  18. It is a good idea to test the change to /etc/fstab, we’ll do this by unmounting our new volume and then telling the system to mount everything in /etc/fstab. If we’ve done everything correctly there will be no errors, as follows:

    $ sudo umount /mnt/vol2
    $ sudo mount -a
    $ sudo df -h
    Filesystem   Size   Used  Avail Use%  Mounted on
    /dev/vda1    2.0G   844M   1.1G  46%  /
    none         4.0K      0   4.0K   0%  /sys/fs/cgroup
    udev         745M    12K   745M   1%  /dev
    tmpf         150M   340K   150M   1%  /run
    none         5.0M      0   5.0M   0%  /run/lock
    none         750M      0   750M   0%  /run/shm
    none         100M      0   100M   0%  /run/user
    /dev/vdb1    2.0G   3.0M   1.9G   1%  /mnt/vol2

    The last line of output from the df command shows that our newly partitioned file system, /dev/vdb1, has been remounted to the directory /mnt/vol2.

Configuring Accessible Directories

If you have been following along from the beginning and everything has worked you now have globus personal running on your instance and an external volume attached. We’ll use this volume as an example for showing you how to set Globus to access directories outside of those that are subdirectories of your home directory. If you have not created this volume you can just use any directory outside the home directory that you have system-level access permissions to.

How to do this is detailed on the Globus website but we’ll run through an example here just the same.

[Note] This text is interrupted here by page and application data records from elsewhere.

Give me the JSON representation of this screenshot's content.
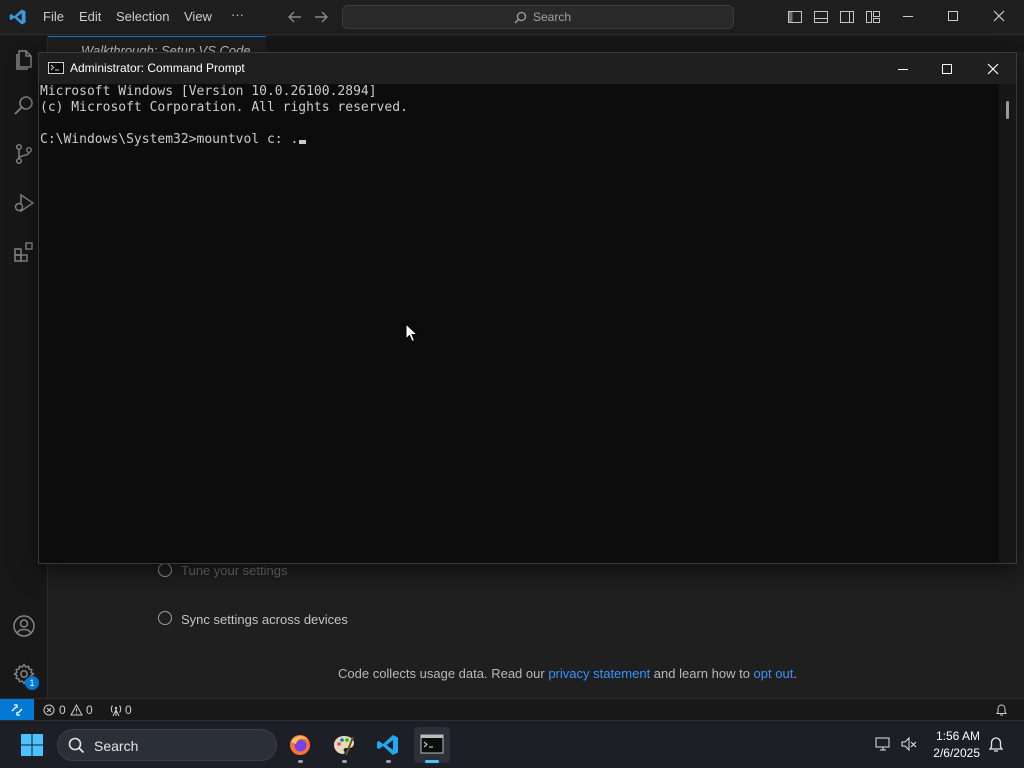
{
  "vscode": {
    "menu": [
      "File",
      "Edit",
      "Selection",
      "View",
      "···"
    ],
    "command_center": {
      "label": "Search"
    },
    "tab": {
      "label": "Walkthrough: Setup VS Code"
    },
    "welcome_steps": [
      "Tune your settings",
      "Sync settings across devices"
    ],
    "footer_note": {
      "prefix": "Code collects usage data. Read our ",
      "privacy_link": "privacy statement",
      "middle": " and learn how to ",
      "opt_out_link": "opt out",
      "suffix": "."
    },
    "statusbar": {
      "errors": "0",
      "warnings": "0",
      "ports": "0"
    },
    "accounts_badge": "1"
  },
  "cmd": {
    "title": "Administrator: Command Prompt",
    "lines": [
      "Microsoft Windows [Version 10.0.26100.2894]",
      "(c) Microsoft Corporation. All rights reserved.",
      "",
      "C:\\Windows\\System32>mountvol c: ."
    ]
  },
  "taskbar": {
    "search_label": "Search",
    "time": "1:56 AM",
    "date": "2/6/2025"
  },
  "colors": {
    "accent": "#0078d4",
    "link": "#3794ff",
    "console_bg": "#0c0c0c"
  }
}
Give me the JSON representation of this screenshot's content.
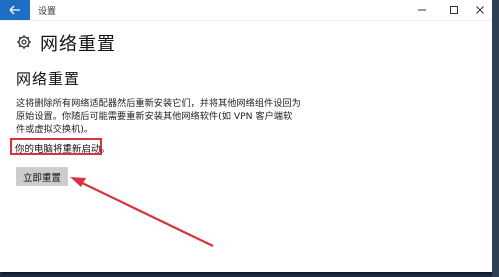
{
  "window": {
    "title": "设置"
  },
  "header": {
    "title": "网络重置",
    "icon": "gear-icon"
  },
  "section": {
    "title": "网络重置",
    "description": "这将删除所有网络适配器然后重新安装它们，并将其他网络组件设回为原始设置。你随后可能需要重新安装其他网络软件(如 VPN 客户端软件或虚拟交换机)。",
    "restart_note": "你的电脑将重新启动。",
    "reset_button": "立即重置"
  },
  "colors": {
    "accent": "#1e6ec6",
    "annotation": "#d9333f",
    "button_bg": "#cccccc"
  }
}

Note that if you have a volume ready to go, you don’t want to play around with configuration files, and you know how to mount volumes already then you can cheat a little by simply mounting the volume within the home directory.

The last thing to note before we get into the details of this is that you cannot access a directory with Globus that you do not normally have access to. When using Globus to access system whatever is more restrictive, the Unix permissions or the Globus permissions, will take precedence.

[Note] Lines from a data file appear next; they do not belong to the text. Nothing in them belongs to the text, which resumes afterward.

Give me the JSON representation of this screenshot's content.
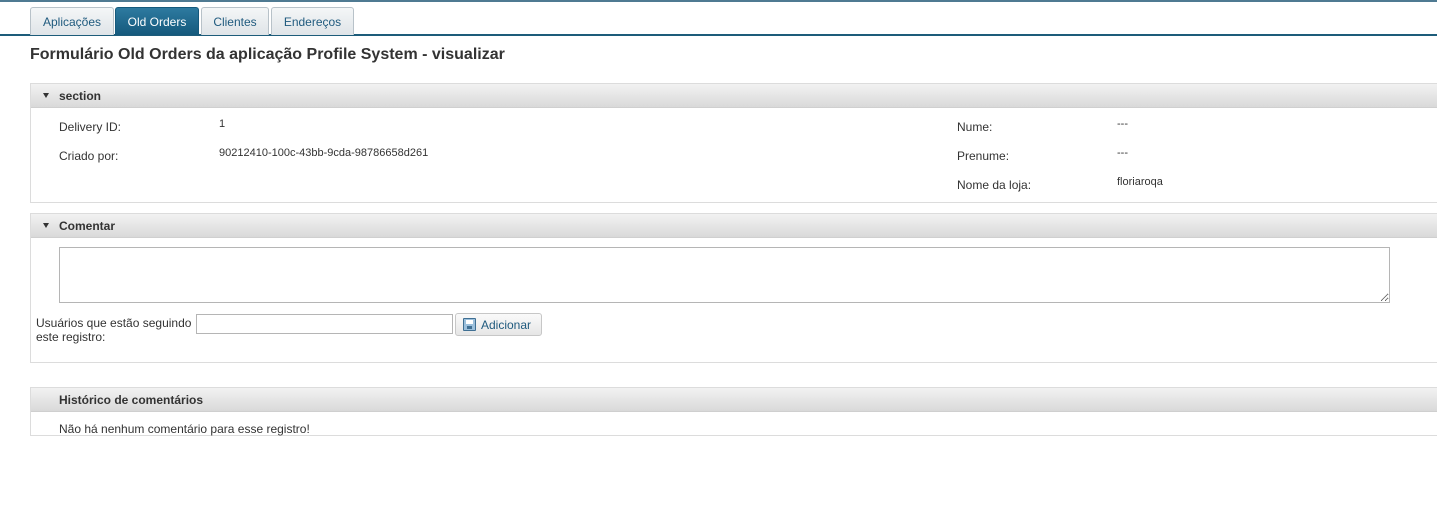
{
  "tabs": [
    {
      "label": "Aplicações",
      "active": false
    },
    {
      "label": "Old Orders",
      "active": true
    },
    {
      "label": "Clientes",
      "active": false
    },
    {
      "label": "Endereços",
      "active": false
    }
  ],
  "page": {
    "title": "Formulário Old Orders da aplicação Profile System - visualizar"
  },
  "section": {
    "title": "section",
    "fields": [
      {
        "label": "Delivery ID:",
        "value": "1"
      },
      {
        "label": "Criado por:",
        "value": "90212410-100c-43bb-9cda-98786658d261"
      },
      {
        "label": "Nume:",
        "value": "---"
      },
      {
        "label": "Prenume:",
        "value": "---"
      },
      {
        "label": "Nome da loja:",
        "value": "floriaroqa"
      }
    ]
  },
  "comment": {
    "title": "Comentar",
    "textarea_value": "",
    "followers_label": "Usuários que estão seguindo este registro:",
    "followers_value": "",
    "add_button_label": "Adicionar"
  },
  "history": {
    "title": "Histórico de comentários",
    "empty_text": "Não há nenhum comentário para esse registro!"
  },
  "icons": {
    "panel_toggle": "caret-down-icon",
    "add_button": "floppy-disk-icon"
  },
  "colors": {
    "accent": "#1d5c7a",
    "active_tab": "#15597c",
    "link_text": "#1f5a7e"
  }
}
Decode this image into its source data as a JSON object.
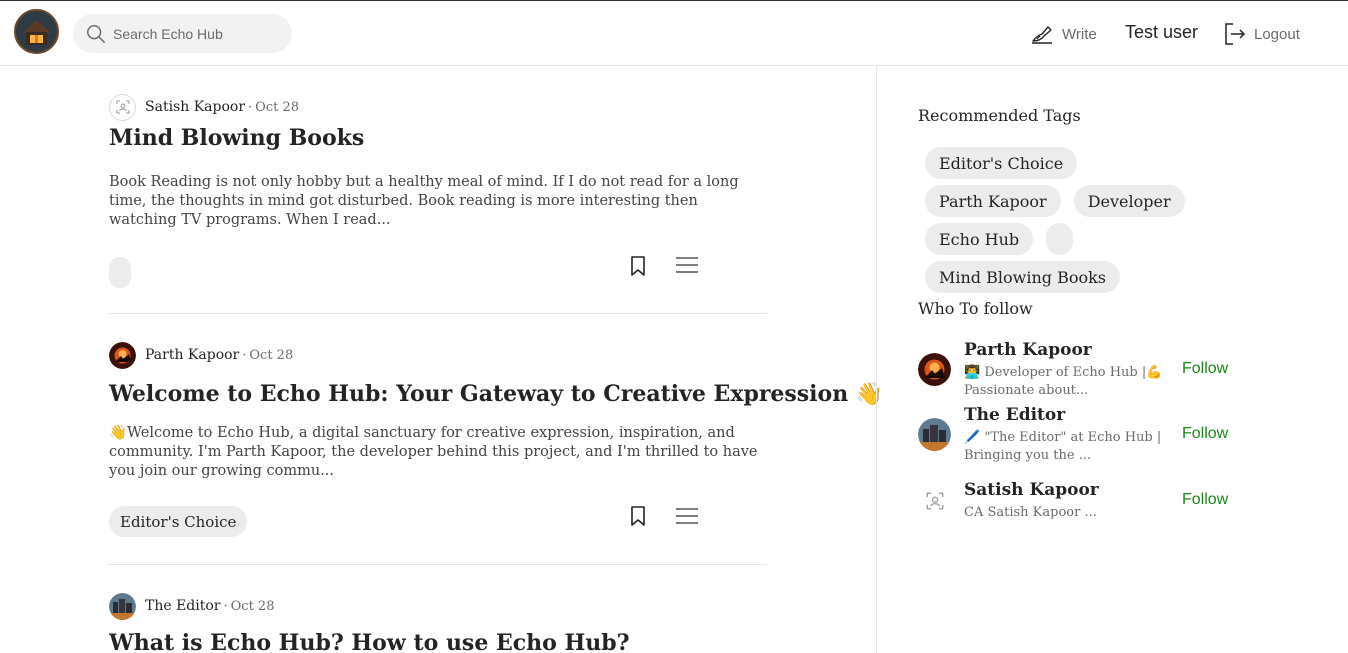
{
  "header": {
    "search_placeholder": "Search Echo Hub",
    "write_label": "Write",
    "username": "Test user",
    "logout_label": "Logout"
  },
  "posts": [
    {
      "author": "Satish Kapoor",
      "dot": "·",
      "date": "Oct 28",
      "title": "Mind Blowing Books",
      "excerpt": "Book Reading is not only hobby but a healthy meal of mind. If I do not read for a long time, the thoughts in mind got disturbed. Book reading is more interesting then watching TV programs. When I read...",
      "tag": ""
    },
    {
      "author": "Parth Kapoor",
      "dot": "·",
      "date": "Oct 28",
      "title": "Welcome to Echo Hub: Your Gateway to Creative Expression 👋",
      "excerpt": "👋Welcome to Echo Hub, a digital sanctuary for creative expression, inspiration, and community. I'm Parth Kapoor, the developer behind this project, and I'm thrilled to have you join our growing commu...",
      "tag": "Editor's Choice"
    },
    {
      "author": "The Editor",
      "dot": "·",
      "date": "Oct 28",
      "title": "What is Echo Hub? How to use Echo Hub?"
    }
  ],
  "sidebar": {
    "tags_title": "Recommended Tags",
    "tags": [
      "Editor's Choice",
      "Parth Kapoor",
      "Developer",
      "Echo Hub",
      "",
      "Mind Blowing Books"
    ],
    "follow_title": "Who To follow",
    "follow": [
      {
        "name": "Parth Kapoor",
        "bio": "👨‍💻 Developer of Echo Hub |💪 Passionate about...",
        "button": "Follow"
      },
      {
        "name": "The Editor",
        "bio": "🖊️ \"The Editor\" at Echo Hub | Bringing you the ...",
        "button": "Follow"
      },
      {
        "name": "Satish Kapoor",
        "bio": "CA Satish Kapoor ...",
        "button": "Follow"
      }
    ]
  }
}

So, let’s pick up from the end of the last section, where we now have a new volume mounted at /mnt/vol2 and we’d like to have Globus access that directory.

  1. Access permissions in Globus are stored as a hidden text file inside the users home directory. We need to edit that file to change the permissions. We’ll use nano to add a line to give permission to Globus to access /mnt/vol2:

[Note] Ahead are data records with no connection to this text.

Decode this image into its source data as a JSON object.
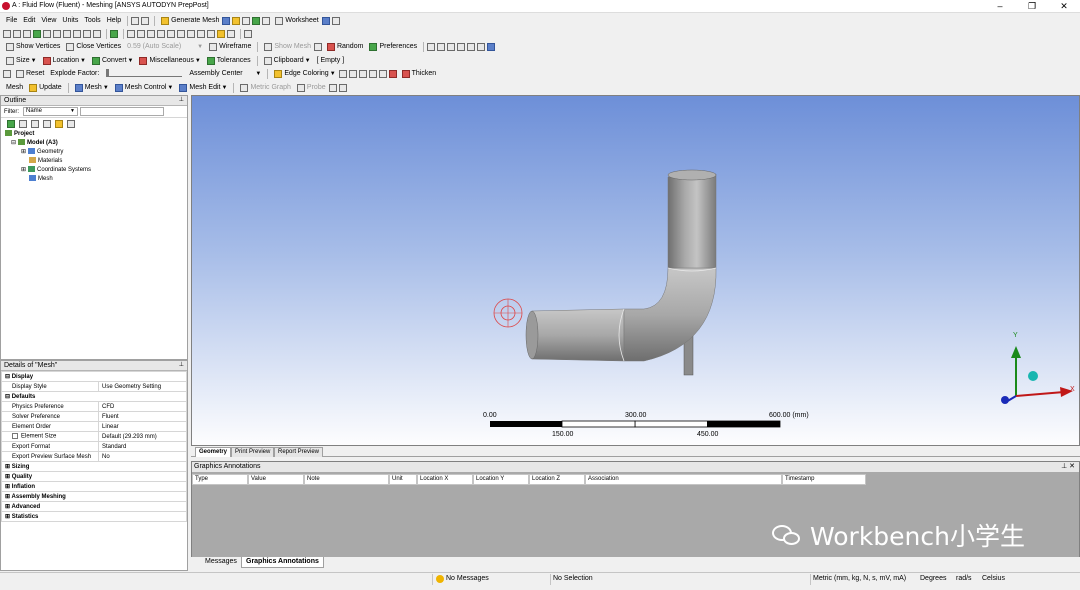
{
  "window": {
    "title": "A : Fluid Flow (Fluent) - Meshing [ANSYS AUTODYN PrepPost]",
    "minimize": "–",
    "maximize": "❐",
    "close": "✕"
  },
  "menu": [
    "File",
    "Edit",
    "View",
    "Units",
    "Tools",
    "Help"
  ],
  "toolbar1": {
    "generate_mesh": "Generate Mesh",
    "worksheet": "Worksheet"
  },
  "toolbar2": {
    "show_vertices": "Show Vertices",
    "close_vertices": "Close Vertices",
    "auto_scale": "0.59 (Auto Scale)",
    "wireframe": "Wireframe",
    "show_mesh": "Show Mesh",
    "random": "Random",
    "preferences": "Preferences"
  },
  "toolbar3": {
    "size": "Size",
    "location": "Location",
    "convert": "Convert",
    "miscellaneous": "Miscellaneous",
    "tolerances": "Tolerances",
    "clipboard": "Clipboard",
    "empty": "[ Empty ]"
  },
  "toolbar4": {
    "reset": "Reset",
    "explode_factor": "Explode Factor:",
    "assembly_center": "Assembly Center",
    "edge_coloring": "Edge Coloring",
    "thicken": "Thicken"
  },
  "toolbar5": {
    "mesh": "Mesh",
    "update": "Update",
    "mesh_dd": "Mesh",
    "mesh_control": "Mesh Control",
    "mesh_edit": "Mesh Edit",
    "metric_graph": "Metric Graph",
    "probe": "Probe"
  },
  "outline": {
    "title": "Outline",
    "filter_label": "Filter:",
    "filter_value": "Name",
    "tree": {
      "project": "Project",
      "model": "Model (A3)",
      "geometry": "Geometry",
      "materials": "Materials",
      "coordinate_systems": "Coordinate Systems",
      "mesh": "Mesh"
    }
  },
  "details": {
    "title": "Details of \"Mesh\"",
    "display_group": "Display",
    "display_style_label": "Display Style",
    "display_style_value": "Use Geometry Setting",
    "defaults_group": "Defaults",
    "physics_pref_label": "Physics Preference",
    "physics_pref_value": "CFD",
    "solver_pref_label": "Solver Preference",
    "solver_pref_value": "Fluent",
    "element_order_label": "Element Order",
    "element_order_value": "Linear",
    "element_size_label": "Element Size",
    "element_size_value": "Default (29.293 mm)",
    "export_format_label": "Export Format",
    "export_format_value": "Standard",
    "export_preview_label": "Export Preview Surface Mesh",
    "export_preview_value": "No",
    "sizing": "Sizing",
    "quality": "Quality",
    "inflation": "Inflation",
    "assembly_meshing": "Assembly Meshing",
    "advanced": "Advanced",
    "statistics": "Statistics"
  },
  "scale": {
    "t0": "0.00",
    "t1": "300.00",
    "t2": "600.00 (mm)",
    "t3": "150.00",
    "t4": "450.00"
  },
  "triad": {
    "x": "X",
    "y": "Y"
  },
  "view_tabs": {
    "geometry": "Geometry",
    "print_preview": "Print Preview",
    "report_preview": "Report Preview"
  },
  "annotations": {
    "title": "Graphics Annotations",
    "columns": [
      "Type",
      "Value",
      "Note",
      "Unit",
      "Location X",
      "Location Y",
      "Location Z",
      "Association",
      "Timestamp"
    ]
  },
  "bottom_tabs": {
    "messages": "Messages",
    "graphics_annotations": "Graphics Annotations"
  },
  "status": {
    "no_messages": "No Messages",
    "no_selection": "No Selection",
    "units": "Metric (mm, kg, N, s, mV, mA)",
    "degrees": "Degrees",
    "rads": "rad/s",
    "celsius": "Celsius"
  },
  "watermark": "Workbench小学生"
}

    $ nano ~/.globusonline/lta/config-paths
  2. When nano opens the file it should look like the following:


    We see now that the file is a line by line list of the directories that Globus has access to and the permissions associated with each. The current line gives access to the home directory (~/) and by default all its subfolders. The permissions on this access are that the folder is not shareable, as indicated by the first value, which is a zero, but that it is writable, as indicated by the second value, which is a one.

    To add our new volume as a readable and writable directory via Globus we modify the file to read as follows:


    If we wanted to share the volume via Globus we’d write:


    Similarily, if we wanted to share the directory but keep it read only we’d have written:


    When this is done hold the control key and press x to begin the exit procedure. Because the file has been changed you will be asked if you want to save it. Choose y for “Yes”. When asked what file name to use just press enter and accept the default, which will be the name of the original file, overwriting it.